What the birth rate says about changing family dynamics

May 10, 2013

(Phys.org) —An Iowa State University sociologist is not surprised by a recent U.S. Census Bureau report showing a spike in the number of unmarried women giving birth. According to the report, nearly 36 percent of babies born in 2011 were to single mothers. Susan Stewart, an associate professor, says there are several factors that influence this rate, including the recent recession.

"The recession has screwed up everything in terms of marriage and ," Stewart said. "Birth rates were down, marriage rates were down and divorce rates were down because of the recession."

To fully understand changes in the , it is important to look at changes in the marriage rate, Stewart said.

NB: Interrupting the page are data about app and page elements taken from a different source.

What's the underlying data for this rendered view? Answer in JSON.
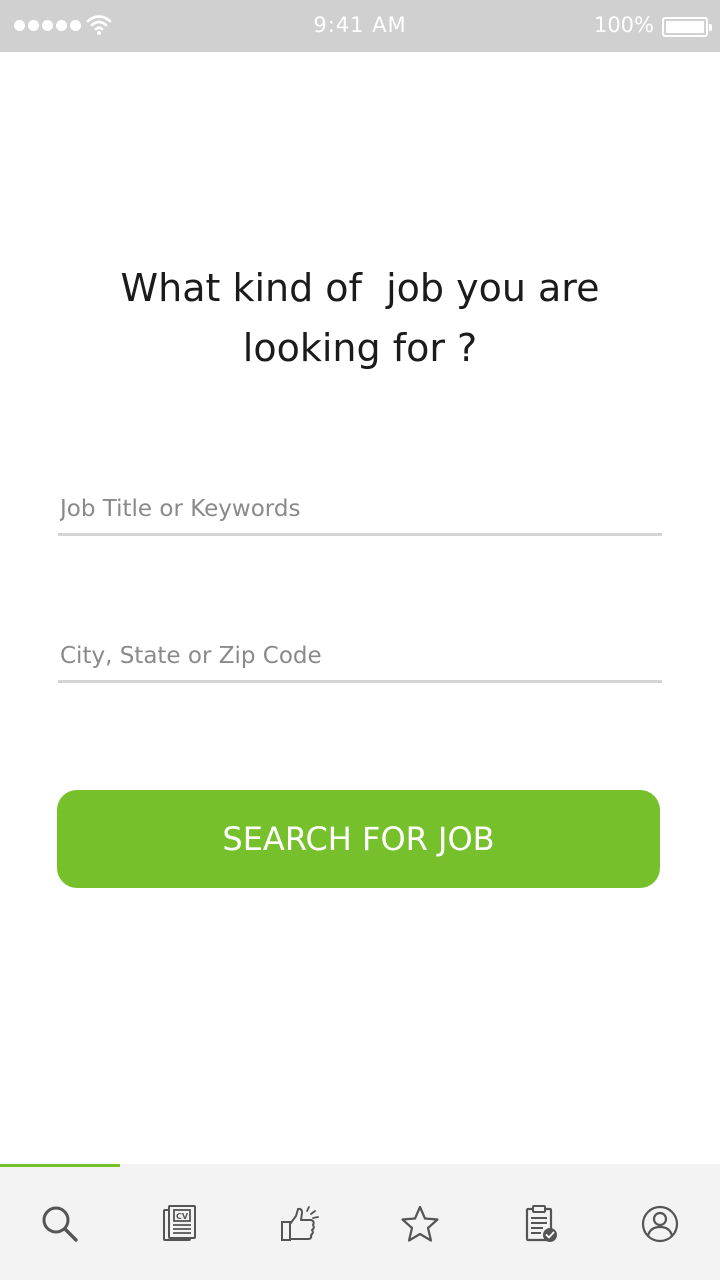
{
  "status_bar": {
    "time": "9:41 AM",
    "battery": "100%"
  },
  "headline": {
    "line1": "What kind of  job you are",
    "line2": "looking for ?"
  },
  "form": {
    "job_title_placeholder": "Job Title or Keywords",
    "location_placeholder": "City, State or Zip Code",
    "search_button_label": "SEARCH FOR JOB"
  },
  "tab_bar": {
    "active_tab": "search",
    "tabs": [
      {
        "id": "search",
        "icon": "search-icon"
      },
      {
        "id": "cv",
        "icon": "cv-document-icon",
        "icon_text": "CV"
      },
      {
        "id": "recommended",
        "icon": "thumbs-up-icon"
      },
      {
        "id": "favorites",
        "icon": "star-icon"
      },
      {
        "id": "applications",
        "icon": "clipboard-check-icon"
      },
      {
        "id": "profile",
        "icon": "profile-icon"
      }
    ]
  },
  "colors": {
    "accent": "#76c12b",
    "status_bar": "#d0d0d0",
    "tab_bar": "#f3f3f3",
    "icon": "#555555"
  }
}
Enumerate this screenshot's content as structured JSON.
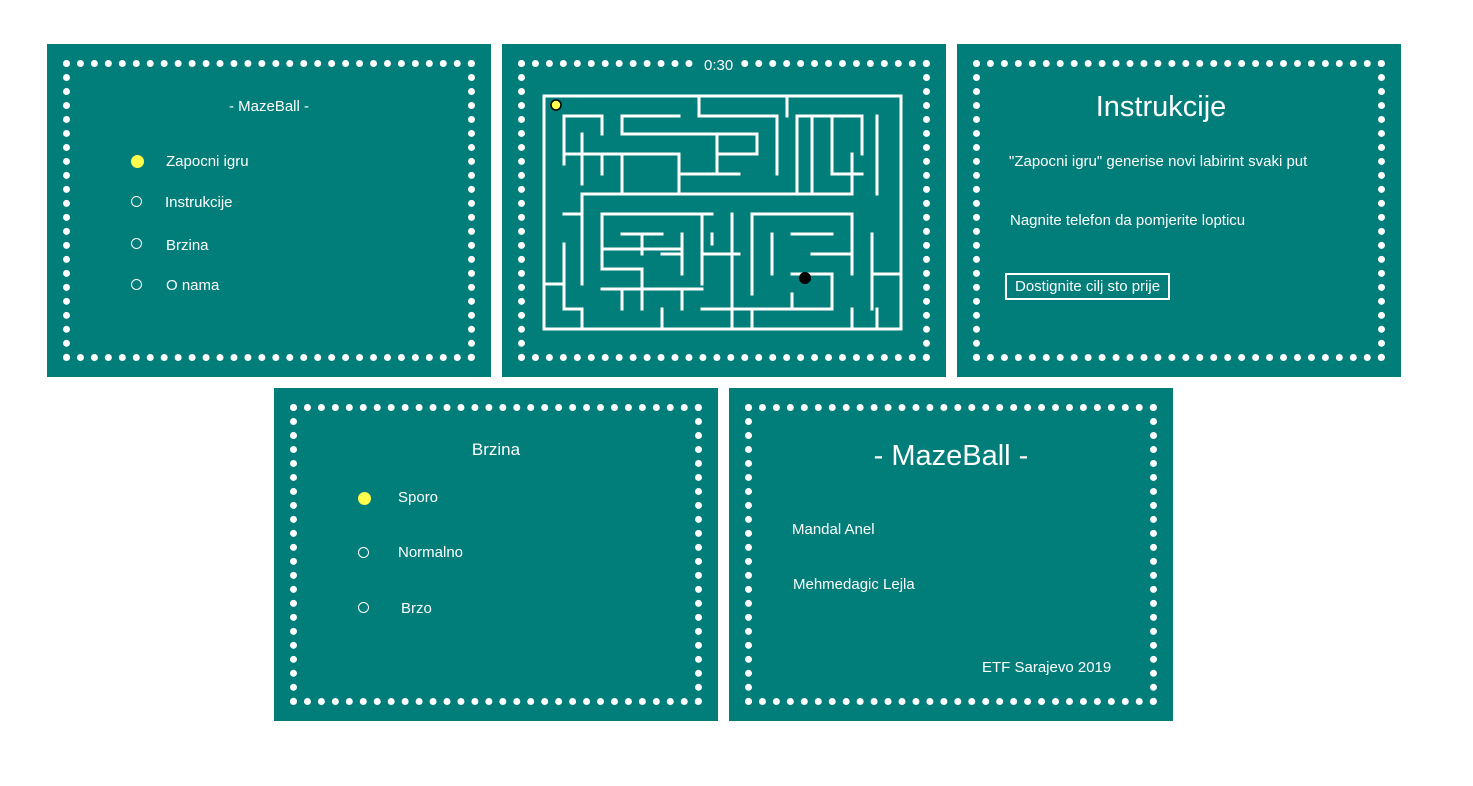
{
  "menu": {
    "title": "- MazeBall -",
    "items": [
      {
        "label": "Zapocni igru",
        "selected": true
      },
      {
        "label": "Instrukcije",
        "selected": false
      },
      {
        "label": "Brzina",
        "selected": false
      },
      {
        "label": "O nama",
        "selected": false
      }
    ]
  },
  "game": {
    "timer": "0:30"
  },
  "instructions": {
    "title": "Instrukcije",
    "line1": "\"Zapocni igru\" generise novi labirint svaki put",
    "line2": "Nagnite telefon da pomjerite lopticu",
    "line3": "Dostignite cilj sto prije"
  },
  "speed": {
    "title": "Brzina",
    "options": [
      {
        "label": "Sporo",
        "selected": true
      },
      {
        "label": "Normalno",
        "selected": false
      },
      {
        "label": "Brzo",
        "selected": false
      }
    ]
  },
  "about": {
    "title": "- MazeBall -",
    "author1": "Mandal Anel",
    "author2": "Mehmedagic Lejla",
    "footer": "ETF Sarajevo 2019"
  },
  "colors": {
    "panel_bg": "#017d7a",
    "selected_radio": "#ffff4d",
    "player_ball": "#ffff4d",
    "goal_ball": "#000000"
  }
}
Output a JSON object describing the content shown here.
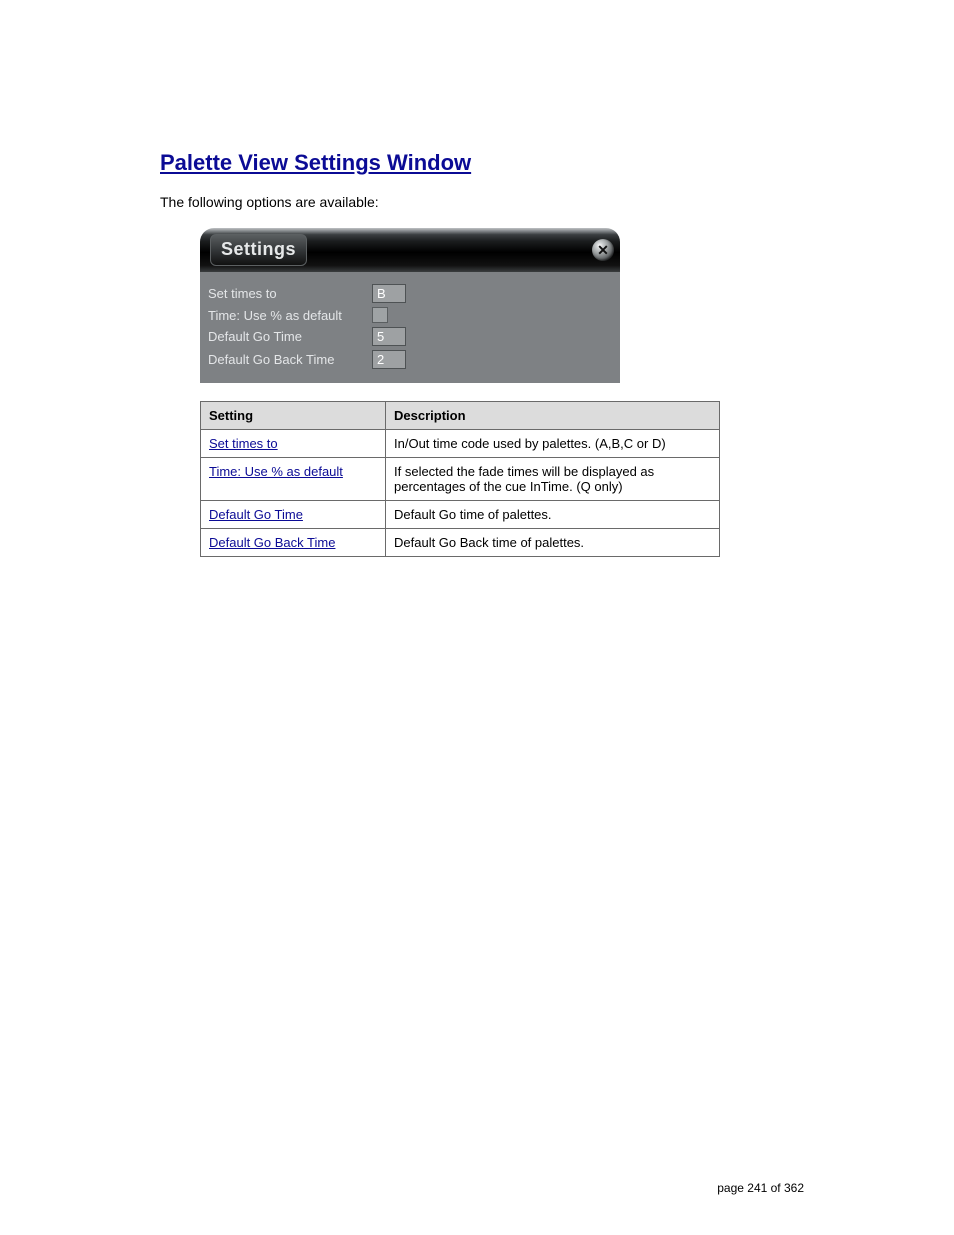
{
  "section": {
    "title_link": "Palette View Settings Window",
    "intro": "The following options are available:"
  },
  "screenshot": {
    "tab_label": "Settings",
    "close_glyph": "✕",
    "rows": [
      {
        "label": "Set times to",
        "type": "input",
        "value": "B"
      },
      {
        "label": "Time: Use % as default",
        "type": "checkbox"
      },
      {
        "label": "Default Go Time",
        "type": "input",
        "value": "5"
      },
      {
        "label": "Default Go Back Time",
        "type": "input",
        "value": "2"
      }
    ]
  },
  "table": {
    "headers": [
      "Setting",
      "Description"
    ],
    "rows": [
      {
        "setting": "Set times to",
        "description": "In/Out time code used by palettes. (A,B,C or D)"
      },
      {
        "setting": "Time: Use % as default",
        "description": "If selected the fade times will be displayed as percentages of the cue InTime. (Q only)"
      },
      {
        "setting": "Default Go Time",
        "description": "Default Go time of palettes."
      },
      {
        "setting": "Default Go Back Time",
        "description": "Default Go Back time of palettes."
      }
    ]
  },
  "footer": "page 241 of 362"
}
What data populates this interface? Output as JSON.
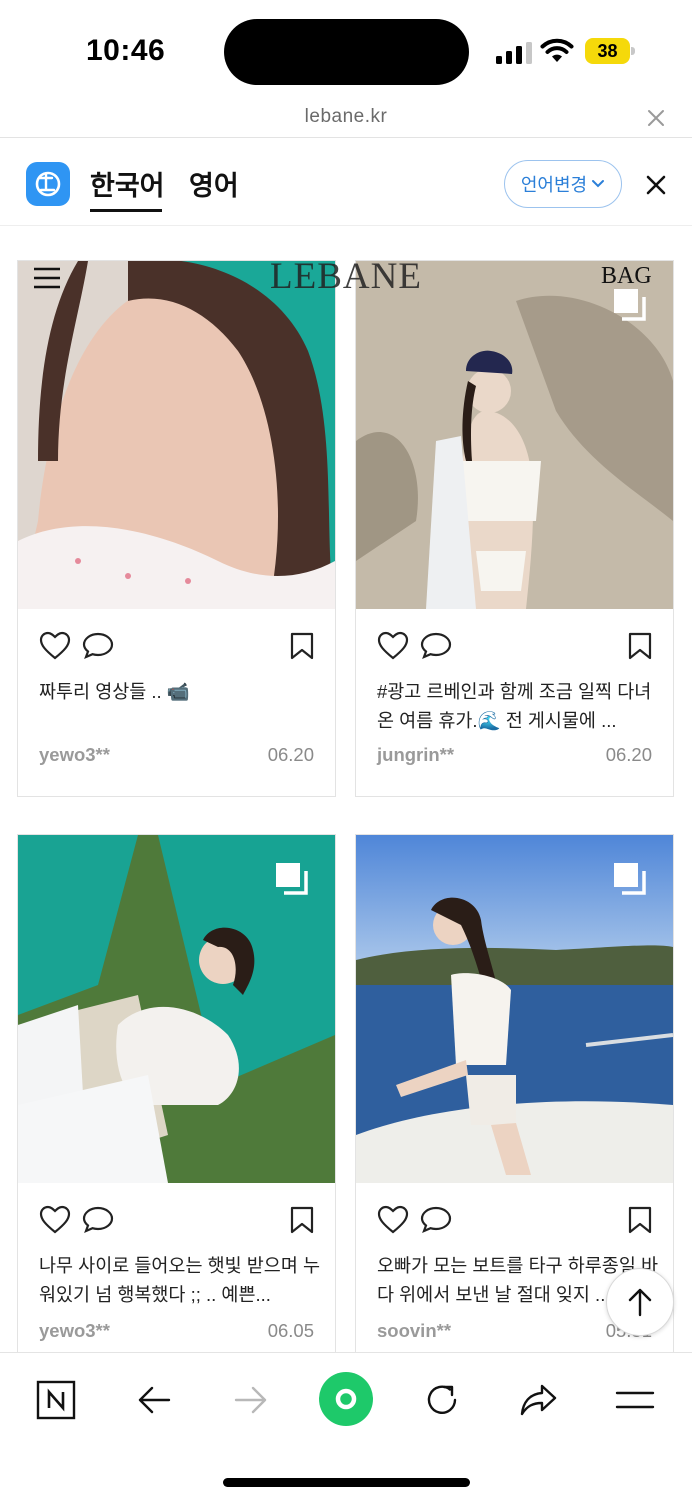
{
  "status_bar": {
    "time": "10:46",
    "battery": "38"
  },
  "url_bar": {
    "url": "lebane.kr"
  },
  "translate_bar": {
    "lang_korean": "한국어",
    "lang_english": "영어",
    "change_language": "언어변경"
  },
  "site_header": {
    "logo": "LEBANE",
    "bag": "BAG"
  },
  "posts": [
    {
      "caption": "짜투리 영상들 .. 📹",
      "user": "yewo3**",
      "date": "06.20"
    },
    {
      "caption": "#광고 르베인과 함께 조금 일찍 다녀온 여름 휴가.🌊 전 게시물에 ...",
      "user": "jungrin**",
      "date": "06.20"
    },
    {
      "caption": "나무 사이로 들어오는 햇빛 받으며 누워있기 넘 행복했다 ;; .. 예쁜...",
      "user": "yewo3**",
      "date": "06.05"
    },
    {
      "caption": "오빠가 모는 보트를 타구 하루종일 바다 위에서 보낸 날 절대 잊지 ...",
      "user": "soovin**",
      "date": "05.31"
    }
  ],
  "colors": {
    "accent_blue": "#2f95f3",
    "toolbar_green": "#1ec96a"
  },
  "icons": [
    "heart-icon",
    "comment-icon",
    "bookmark-icon",
    "multi-image-icon",
    "arrow-up-icon",
    "back-arrow-icon",
    "forward-arrow-icon",
    "reload-icon",
    "share-icon",
    "menu-icon"
  ]
}
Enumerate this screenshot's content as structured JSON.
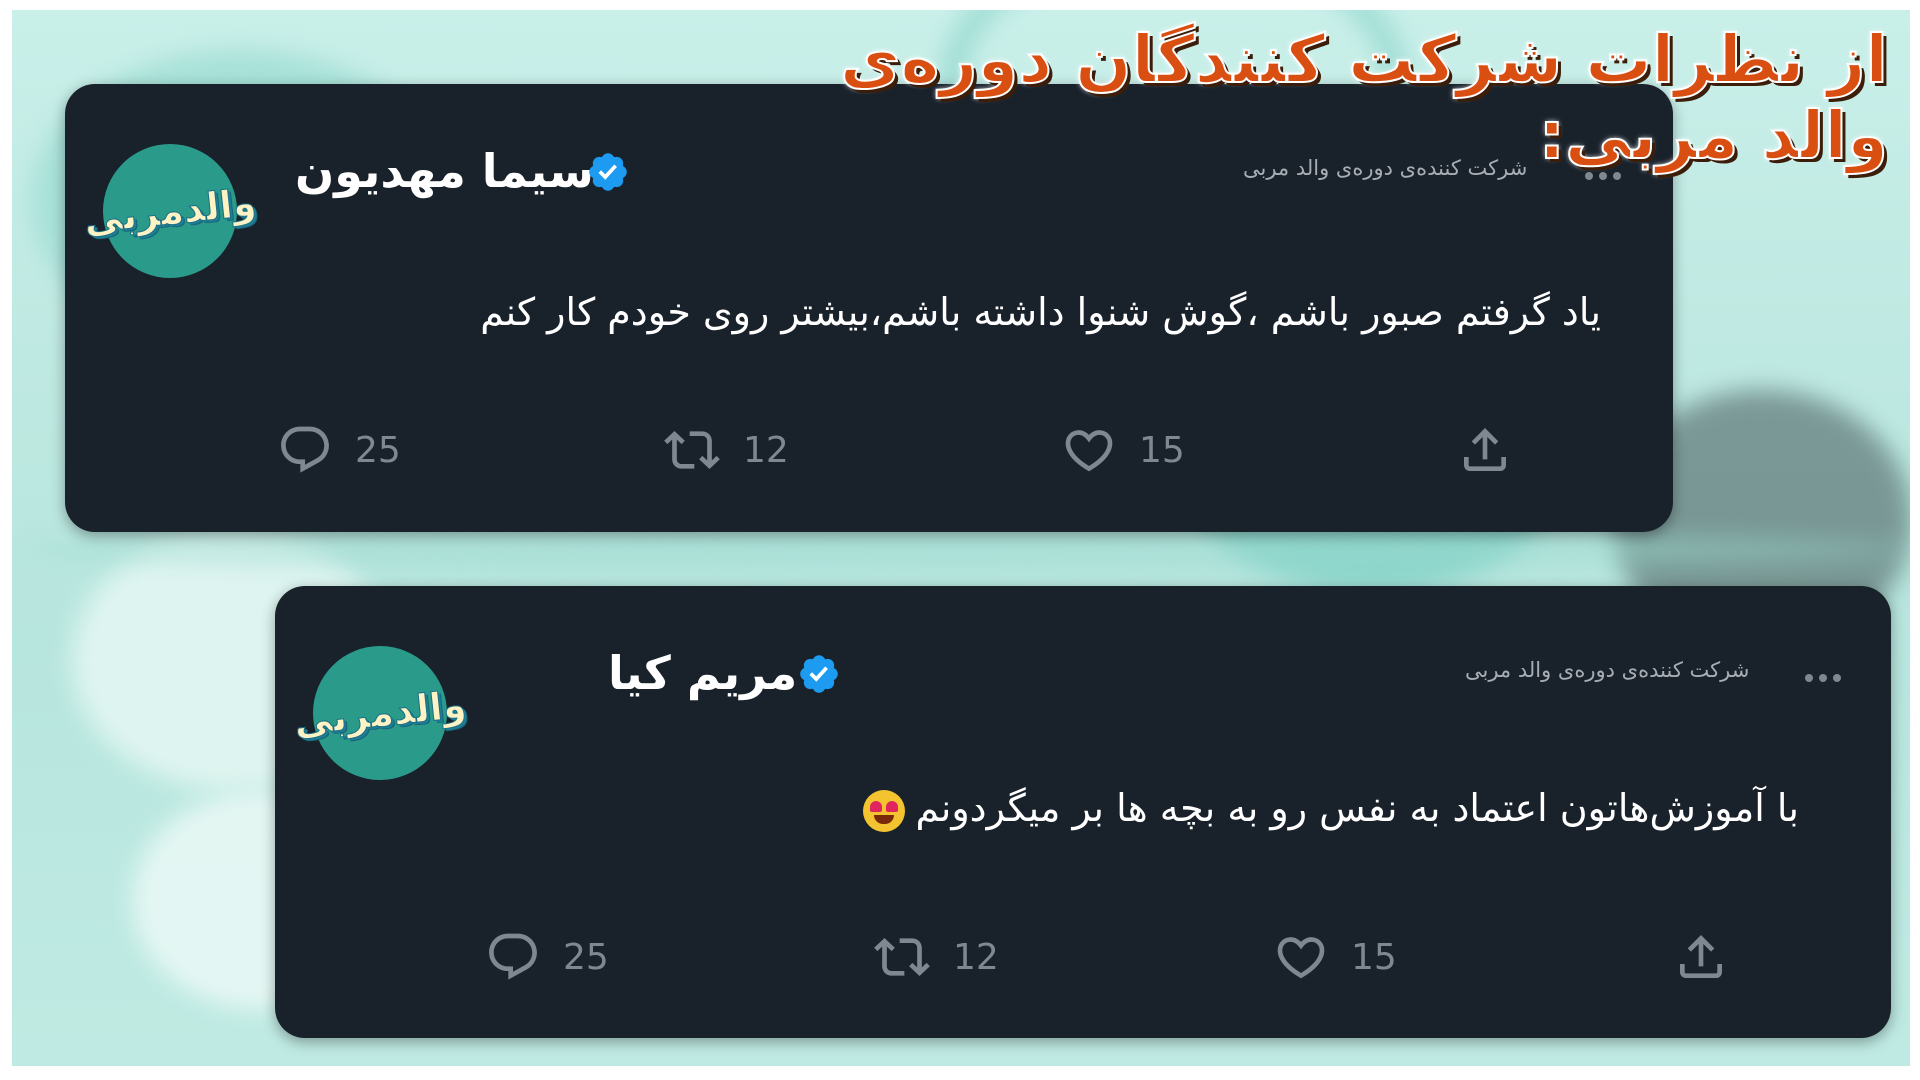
{
  "headline": "از نظرات شرکت کنندگان دوره‌ی والد مربی:",
  "posts": [
    {
      "avatar_label": "والدمربی",
      "author": "سیما مهدیون",
      "subtitle": "شرکت کننده‌ی دوره‌ی والد مربی",
      "text": "یاد گرفتم صبور باشم ،گوش شنوا داشته باشم،بیشتر روی خودم کار کنم",
      "replies": "25",
      "retweets": "12",
      "likes": "15"
    },
    {
      "avatar_label": "والدمربی",
      "author": "مریم کیا",
      "subtitle": "شرکت کننده‌ی دوره‌ی والد مربی",
      "text": "با آموزش‌هاتون اعتماد به نفس رو به بچه ها بر میگردونم",
      "replies": "25",
      "retweets": "12",
      "likes": "15"
    }
  ],
  "colors": {
    "card_bg": "#19212b",
    "verified": "#1d9bf0",
    "headline": "#d94f12",
    "icon_gray": "#7f8790"
  },
  "icons": [
    "verified-badge-icon",
    "more-dots-icon",
    "reply-icon",
    "retweet-icon",
    "like-icon",
    "share-icon",
    "heart-eyes-emoji-icon"
  ]
}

Most couples generally wait to get married until they feel financially secure, which is why it's not unusual to see this rate decline during a recession. The decline is also a reason for the increase in children born to unmarried mothers. But it is too soon after the recession, Stewart said, to have enough data to really tell what is happening.

What concerns Stewart about the higher birth rate among unmarried women is the impact on the well-being of children and families. Single mothers, making less than $10,000 annually and have not earned a , had the highest percentage of non-marital births, according to the report. Not only do these families struggle with poverty, Stewart said there's the emotional cost of growing up in a single-parent household.

"On average, kids who grow up without two parents have lower test scores, they are less likely to go to college and complete college, they have higher levels of depression and are more likely to get into trouble," Stewart said.

However, she adds, these problems are not a direct reflection of . Instead, there are several environmental factors that can put single-parent families at a disadvantage.

"It's a combination of lack of parenting support, poverty, and children concentrated in low-income neighborhoods with poor schools," Stewart said. "It's a whole range of factors that come together to create these problems."

Iowa birth rates

The census report ranks Iowa as "significantly below" the national average with 31 percent of births in 2011 to unmarried women. Stewart said education and awareness as well as access to contraception all contribute to the lower rates.

Regardless of where states rank in the report, another important distinction to consider is that not all are necessarily single. Stewart said this is one of two common misconceptions about the birth rate.

"People often think two things about single motherhood. They think they're teenagers, which is not true. Women in their 20s produce the most out-of-wedlock babies. And they think that they're single, meaning there's no man in their life, when a large percentage are cohabiting with the child's biological father," Stewart said.

The report estimates that 40 percent of children, by age 12, live in a cohabiting household. Stewart said these relationships are not always as stable and may not result in marriage. Still, it is another factor to consider when looking at changes in the birth rate.

Explore further: Getting married later can have economic costs, benefits

Related Stories

More signs of the benefits of marriage?

December 13, 2012

There's new evidence about the benefits of marriage. Women who are married suffer less partner abuse, substance abuse or post-partum depression around the time of pregnancy than women who are cohabitating or do not have a ...

Recommended for you

Metacognition training boosts gen chem exam scores

October 20, 2017

It's a lesson in scholastic humility: You waltz into an exam, confident that you've got a good enough grip on the class material to swing an 80 percent or so, maybe a 90 if some of the questions go your way.

Scientists see order in complex patterns of river deltas

October 19, 2017

River deltas, with their intricate networks of waterways, coastal barrier islands, wetlands and estuaries, often appear to have been formed by random processes, but scientists at the University of California, Irvine and other ...

Six degrees of separation: Why it is a small world after all

October 19, 2017

It's a small world after all - and now science has explained why. A study conducted by the University of Leicester and KU Leuven, Belgium, examined how small worlds emerge spontaneously in all kinds of networks, including ...

Ancient DNA offers new view on saber-toothed cats' past

October 19, 2017

Researchers who've analyzed the complete mitochondrial genomes from ancient samples representing two species of saber-toothed cats have a new take on the animals' history over the last 50,000 years. The data suggest that ...

0 comments

Please sign in to add a comment. Registration is free, and takes less than a minute. Read more

Click here to reset your password.
Sign in to get notified via email when new comments are made.